Do any of you remember the era of polyester? Hard, shiny fabric finishes that were uncomfortable on your skin. Nor did they breathe so you had the illusion of being in a sauna on hot summer days. And who could forget the polyester leisure suits or the world’s ugliest golf trousers? My husband teases me that I get hives when I handle a polyester garment.
Natural fibers are wonderful. Who would not love the shimmer of silk, the feel of quality wool or appreciate how cotton and linen breathe making the summer heat more bearable. Of course, these fibers have their problems as well. Silk is expensive to care for and clings tenaciously to any stain. Linen seems to wrinkle before you put it on and, if you dare to sit, one wearing will produce a huge bubble in the derriere.

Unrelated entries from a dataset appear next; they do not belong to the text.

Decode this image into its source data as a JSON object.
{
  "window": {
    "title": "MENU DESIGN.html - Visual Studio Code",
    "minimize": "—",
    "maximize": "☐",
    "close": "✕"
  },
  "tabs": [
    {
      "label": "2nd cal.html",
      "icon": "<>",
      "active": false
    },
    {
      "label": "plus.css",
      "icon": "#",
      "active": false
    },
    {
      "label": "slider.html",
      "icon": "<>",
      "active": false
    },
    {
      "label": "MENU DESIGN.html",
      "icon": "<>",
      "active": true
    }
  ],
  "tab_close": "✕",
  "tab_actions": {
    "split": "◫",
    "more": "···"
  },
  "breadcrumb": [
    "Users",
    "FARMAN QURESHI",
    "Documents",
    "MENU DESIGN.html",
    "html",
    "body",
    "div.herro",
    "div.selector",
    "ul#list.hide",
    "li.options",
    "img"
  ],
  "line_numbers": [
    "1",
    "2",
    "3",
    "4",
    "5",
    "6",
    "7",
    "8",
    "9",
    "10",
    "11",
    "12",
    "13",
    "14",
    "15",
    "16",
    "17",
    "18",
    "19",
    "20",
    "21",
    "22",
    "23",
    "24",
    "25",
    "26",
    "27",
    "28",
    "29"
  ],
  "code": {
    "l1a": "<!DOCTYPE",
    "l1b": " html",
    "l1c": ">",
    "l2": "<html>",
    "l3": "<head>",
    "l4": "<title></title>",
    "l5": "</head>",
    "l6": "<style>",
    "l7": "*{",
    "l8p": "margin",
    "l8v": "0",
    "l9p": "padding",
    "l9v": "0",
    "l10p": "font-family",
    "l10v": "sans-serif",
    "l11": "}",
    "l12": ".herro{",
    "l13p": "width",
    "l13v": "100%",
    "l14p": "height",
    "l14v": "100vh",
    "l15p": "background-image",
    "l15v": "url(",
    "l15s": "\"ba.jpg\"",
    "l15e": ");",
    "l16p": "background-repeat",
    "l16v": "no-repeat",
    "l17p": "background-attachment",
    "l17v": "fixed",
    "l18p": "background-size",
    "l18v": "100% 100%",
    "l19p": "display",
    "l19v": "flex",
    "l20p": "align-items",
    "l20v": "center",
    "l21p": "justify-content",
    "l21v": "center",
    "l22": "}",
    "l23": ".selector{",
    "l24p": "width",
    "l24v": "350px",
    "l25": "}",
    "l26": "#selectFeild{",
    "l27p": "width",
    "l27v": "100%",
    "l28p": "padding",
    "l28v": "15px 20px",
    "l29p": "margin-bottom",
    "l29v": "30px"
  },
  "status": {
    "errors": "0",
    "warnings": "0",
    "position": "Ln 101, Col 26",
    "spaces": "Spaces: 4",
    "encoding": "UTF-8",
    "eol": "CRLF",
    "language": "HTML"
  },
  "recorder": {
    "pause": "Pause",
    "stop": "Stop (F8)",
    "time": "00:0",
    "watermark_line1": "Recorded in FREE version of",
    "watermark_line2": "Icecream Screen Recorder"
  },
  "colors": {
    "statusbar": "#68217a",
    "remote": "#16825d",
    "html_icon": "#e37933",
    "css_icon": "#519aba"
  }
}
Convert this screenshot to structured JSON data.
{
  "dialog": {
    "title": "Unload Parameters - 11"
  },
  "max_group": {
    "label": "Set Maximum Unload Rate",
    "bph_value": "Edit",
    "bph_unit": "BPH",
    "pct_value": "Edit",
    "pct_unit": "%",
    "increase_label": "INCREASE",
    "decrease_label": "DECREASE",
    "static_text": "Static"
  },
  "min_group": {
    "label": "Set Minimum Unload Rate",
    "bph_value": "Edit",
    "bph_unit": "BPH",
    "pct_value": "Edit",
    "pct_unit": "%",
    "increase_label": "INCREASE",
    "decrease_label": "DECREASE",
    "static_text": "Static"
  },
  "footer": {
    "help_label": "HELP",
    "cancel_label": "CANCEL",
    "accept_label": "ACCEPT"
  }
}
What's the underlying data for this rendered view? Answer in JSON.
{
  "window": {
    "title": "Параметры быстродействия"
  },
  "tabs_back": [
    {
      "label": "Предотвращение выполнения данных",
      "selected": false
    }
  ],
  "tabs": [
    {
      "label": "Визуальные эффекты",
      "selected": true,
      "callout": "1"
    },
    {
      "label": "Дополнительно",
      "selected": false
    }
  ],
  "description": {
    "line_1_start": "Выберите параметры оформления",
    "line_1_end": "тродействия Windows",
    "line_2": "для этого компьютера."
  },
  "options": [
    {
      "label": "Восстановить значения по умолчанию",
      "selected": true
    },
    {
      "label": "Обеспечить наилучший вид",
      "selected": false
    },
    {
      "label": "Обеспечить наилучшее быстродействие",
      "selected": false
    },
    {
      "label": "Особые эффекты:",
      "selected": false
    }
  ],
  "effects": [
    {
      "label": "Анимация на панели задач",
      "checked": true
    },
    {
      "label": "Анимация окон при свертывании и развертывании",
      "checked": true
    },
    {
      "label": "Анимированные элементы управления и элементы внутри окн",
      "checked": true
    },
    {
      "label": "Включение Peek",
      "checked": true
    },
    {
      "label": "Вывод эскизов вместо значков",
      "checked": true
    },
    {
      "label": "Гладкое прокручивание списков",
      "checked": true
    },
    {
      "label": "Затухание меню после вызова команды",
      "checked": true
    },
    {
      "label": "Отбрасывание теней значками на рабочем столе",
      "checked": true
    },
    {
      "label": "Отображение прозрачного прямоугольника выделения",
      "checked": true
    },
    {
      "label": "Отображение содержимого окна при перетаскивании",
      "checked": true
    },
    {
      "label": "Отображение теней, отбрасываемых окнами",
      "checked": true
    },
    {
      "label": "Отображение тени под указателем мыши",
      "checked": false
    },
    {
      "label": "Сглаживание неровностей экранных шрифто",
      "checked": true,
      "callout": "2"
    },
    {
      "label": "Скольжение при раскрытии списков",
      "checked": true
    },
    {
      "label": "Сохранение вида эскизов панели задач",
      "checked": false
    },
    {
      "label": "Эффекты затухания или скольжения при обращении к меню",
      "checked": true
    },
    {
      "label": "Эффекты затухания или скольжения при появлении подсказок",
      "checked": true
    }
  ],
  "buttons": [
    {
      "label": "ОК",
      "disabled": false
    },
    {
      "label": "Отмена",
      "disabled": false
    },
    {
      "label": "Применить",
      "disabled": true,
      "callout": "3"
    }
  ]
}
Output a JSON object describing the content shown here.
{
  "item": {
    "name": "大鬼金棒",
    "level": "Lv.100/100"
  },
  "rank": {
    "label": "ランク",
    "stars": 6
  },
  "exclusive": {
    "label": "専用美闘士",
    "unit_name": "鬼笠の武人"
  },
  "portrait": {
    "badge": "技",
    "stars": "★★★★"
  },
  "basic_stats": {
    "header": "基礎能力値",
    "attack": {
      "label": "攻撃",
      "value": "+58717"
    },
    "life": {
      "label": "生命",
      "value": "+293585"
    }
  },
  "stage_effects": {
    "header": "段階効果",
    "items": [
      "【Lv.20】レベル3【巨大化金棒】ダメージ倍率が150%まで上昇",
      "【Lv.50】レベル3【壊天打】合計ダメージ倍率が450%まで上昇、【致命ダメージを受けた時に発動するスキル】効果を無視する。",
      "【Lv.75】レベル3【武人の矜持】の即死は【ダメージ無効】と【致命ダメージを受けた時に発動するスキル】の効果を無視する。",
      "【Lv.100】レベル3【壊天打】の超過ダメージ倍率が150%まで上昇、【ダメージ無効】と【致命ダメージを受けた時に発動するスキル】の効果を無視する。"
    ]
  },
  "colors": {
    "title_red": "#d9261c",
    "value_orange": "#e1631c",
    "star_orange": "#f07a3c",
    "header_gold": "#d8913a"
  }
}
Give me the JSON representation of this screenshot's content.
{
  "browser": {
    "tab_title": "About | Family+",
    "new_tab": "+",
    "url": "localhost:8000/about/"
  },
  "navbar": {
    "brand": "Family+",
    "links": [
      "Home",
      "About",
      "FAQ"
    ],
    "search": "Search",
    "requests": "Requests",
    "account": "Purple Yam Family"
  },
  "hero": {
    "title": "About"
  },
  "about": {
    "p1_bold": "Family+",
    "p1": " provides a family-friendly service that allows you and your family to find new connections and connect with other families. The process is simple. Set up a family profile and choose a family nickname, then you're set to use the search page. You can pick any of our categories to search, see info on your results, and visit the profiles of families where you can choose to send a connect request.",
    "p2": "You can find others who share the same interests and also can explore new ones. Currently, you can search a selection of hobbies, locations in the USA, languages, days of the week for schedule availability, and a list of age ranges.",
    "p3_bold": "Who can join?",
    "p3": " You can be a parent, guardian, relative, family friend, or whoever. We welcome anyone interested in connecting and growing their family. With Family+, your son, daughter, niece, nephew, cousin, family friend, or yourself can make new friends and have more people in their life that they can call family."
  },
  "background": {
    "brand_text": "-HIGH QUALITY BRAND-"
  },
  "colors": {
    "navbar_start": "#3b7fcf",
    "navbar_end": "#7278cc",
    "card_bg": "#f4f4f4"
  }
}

Well, the more things change, the more they stay the same. Polyester is back in full force, borrowed from industry – medical supply manufactures, for example – possessing the advantage of being extremely strong and lightweight. Only the name has changed. It seems that I am not the only one with a bias against polyester so “techno” fabric and other such names are now used to help make polyester socially acceptable. European designers seem to be leading the rush to using polyester. Two years ago German brand Escada, along with a few other design houses, introduced their techno fabric. I recommend Techno fabric for clients who travel often. One can simply wash it out in the evening and hang it up. The next morning it is clean, dry and wrinkle-free. Who wouldn’t love that convenience?
Techno fabrics are being blended with cashmere for sports and men’s wear, create lightweight windproof, rainproof garment while retaining the wonderful feel of cashmere.
Fall runway shows were replete with iterations of techno. Don’t get excited thinking you will find lower price points on these polyester garments. Quite the contrary!
One dress by Talbot Runhof was priced at $10,000.
If you travel frequently, adding a techno garment might serve you well. It doesn’t take long to make up the cost of sending garments out while on the road, especially in foreign countries. Could use some guidance? Call us and we can design a simple core wardrobe that will allow you to carry-on but not feel like you are wearing the same thing each day. Beryl@StyleWithAplomb.com 404-428-2527
Taken from Christina Binkley’s WSJ fashion article.